- Positive publicity – If your business can claim in brochures and press briefs that they make a habit of making charitable donations, you get a huge boost in corporate karma.
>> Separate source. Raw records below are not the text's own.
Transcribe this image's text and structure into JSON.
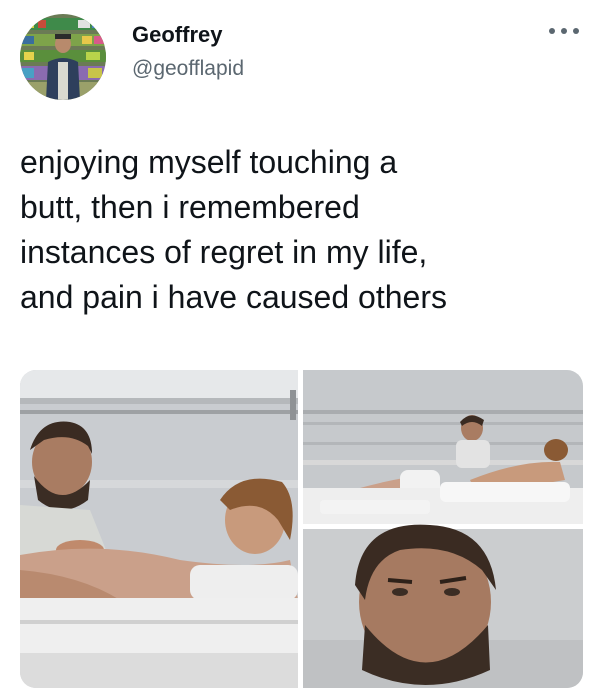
{
  "user": {
    "name": "Geoffrey",
    "handle": "@geofflapid"
  },
  "tweet": {
    "lines": [
      "enjoying myself touching a",
      "butt, then i remembered",
      "instances of regret in my life,",
      "and pain i have caused others"
    ]
  },
  "icons": {
    "more": "more-options-icon"
  },
  "colors": {
    "text": "#0f1419",
    "secondary": "#5b6770"
  }
}
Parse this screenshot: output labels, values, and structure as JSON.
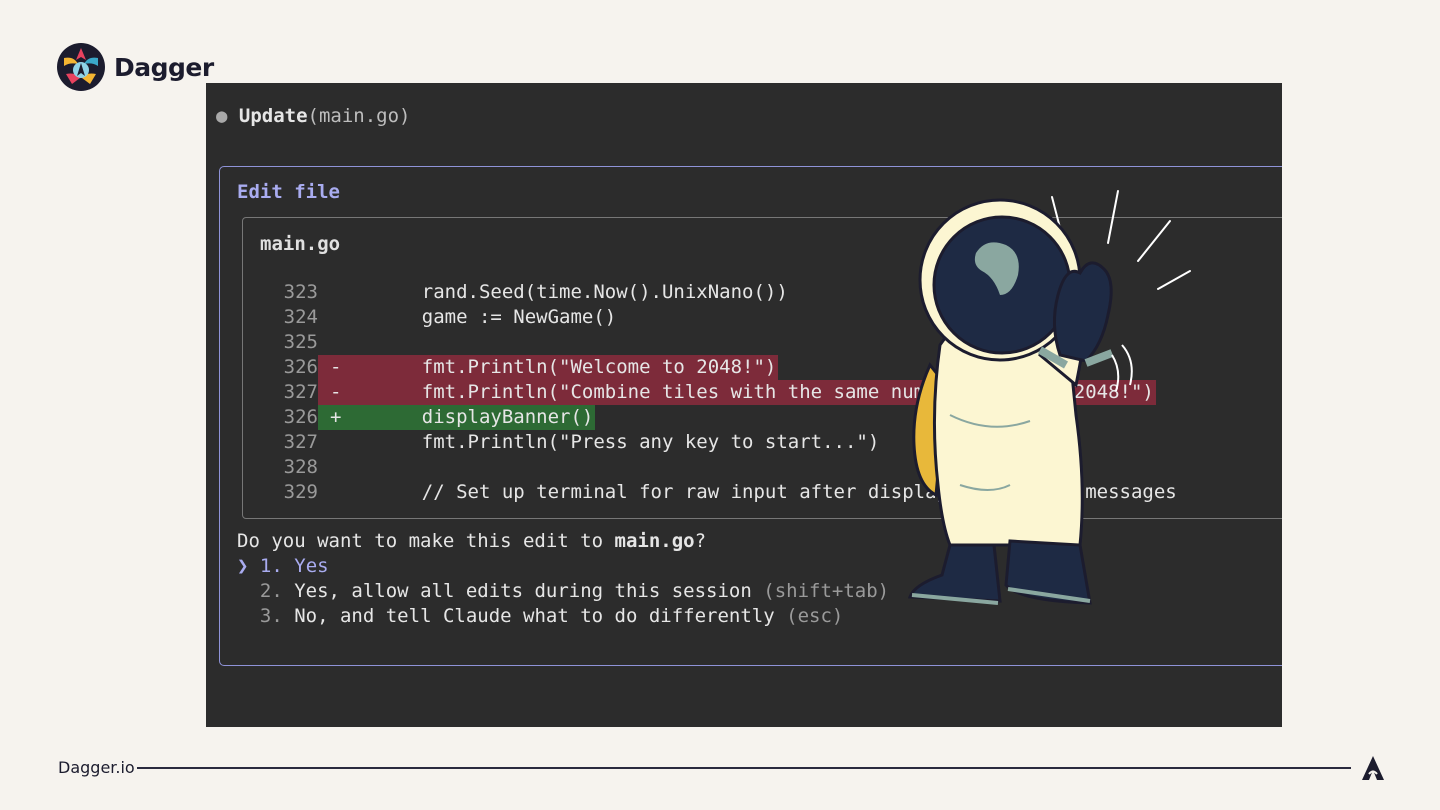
{
  "brand": {
    "name": "Dagger",
    "logo_icon": "dagger-logo-icon"
  },
  "terminal": {
    "update_label": "Update",
    "update_arg": "(main.go)",
    "edit_title": "Edit file",
    "file_name": "main.go",
    "lines": [
      {
        "num": "323",
        "sign": "",
        "code": "    rand.Seed(time.Now().UnixNano())",
        "type": "context"
      },
      {
        "num": "324",
        "sign": "",
        "code": "    game := NewGame()",
        "type": "context"
      },
      {
        "num": "325",
        "sign": "",
        "code": "",
        "type": "context"
      },
      {
        "num": "326",
        "sign": "-",
        "code": "    fmt.Println(\"Welcome to 2048!\")",
        "type": "del"
      },
      {
        "num": "327",
        "sign": "-",
        "code": "    fmt.Println(\"Combine tiles with the same number to reach 2048!\")",
        "type": "del"
      },
      {
        "num": "326",
        "sign": "+",
        "code": "    displayBanner()",
        "type": "add"
      },
      {
        "num": "327",
        "sign": "",
        "code": "    fmt.Println(\"Press any key to start...\")",
        "type": "context"
      },
      {
        "num": "328",
        "sign": "",
        "code": "",
        "type": "context"
      },
      {
        "num": "329",
        "sign": "",
        "code": "    // Set up terminal for raw input after displaying welcome messages",
        "type": "context"
      }
    ],
    "question_prefix": "Do you want to make this edit to ",
    "question_file": "main.go",
    "question_suffix": "?",
    "options": [
      {
        "cursor": "❯",
        "num": "1.",
        "label": "Yes",
        "hint": ""
      },
      {
        "cursor": "",
        "num": "2.",
        "label": "Yes, allow all edits during this session",
        "hint": "(shift+tab)"
      },
      {
        "cursor": "",
        "num": "3.",
        "label": "No, and tell Claude what to do differently",
        "hint": "(esc)"
      }
    ]
  },
  "mascot_icon": "astronaut-illustration",
  "footer": {
    "site": "Dagger.io",
    "logo_icon": "dagger-mark-icon"
  },
  "colors": {
    "background": "#f6f3ee",
    "terminal": "#2c2c2c",
    "accent": "#a9acf0",
    "deleted": "#7d2b3a",
    "added": "#2d6a34"
  }
}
People like to spend at companies that not only meet their needs, but align with their values – most people value goodwill towards others and a giving nature.
- Tax write offs – Any U.S. business can write off charitable donations at the end of each tax year for a deduction, not a bad benefit for our paint company for something they were going to throw away anyways.
- It opens the doors for partnerships – Maybe the organization wants to have an ongoing relationship with you, this allows for press releases, events, and all kinds of materials and PR that tout your company as a charitable sponsor.Plus, in the end, everyone involved with the project felt good about what they did and Habitat For Humanity even wrote the donating employees and company a thank you note a couple of weeks later.
Whatever your exact reasons, the benefits of converting your 5S projects to (at least partially) a charitable endeavor are numerous, and they all work for your best interests in the long run.
- 6S System: The Basics
- 11 Tips and Tools For a Better 5S Workplace
- 5S Red Tags – The Correct Way to Use A Simple Lean Tool
- 5S Tools and Blueprint Used In My Last 5S Project
- Employing 5S Tools to Improve Efficiency and Productivity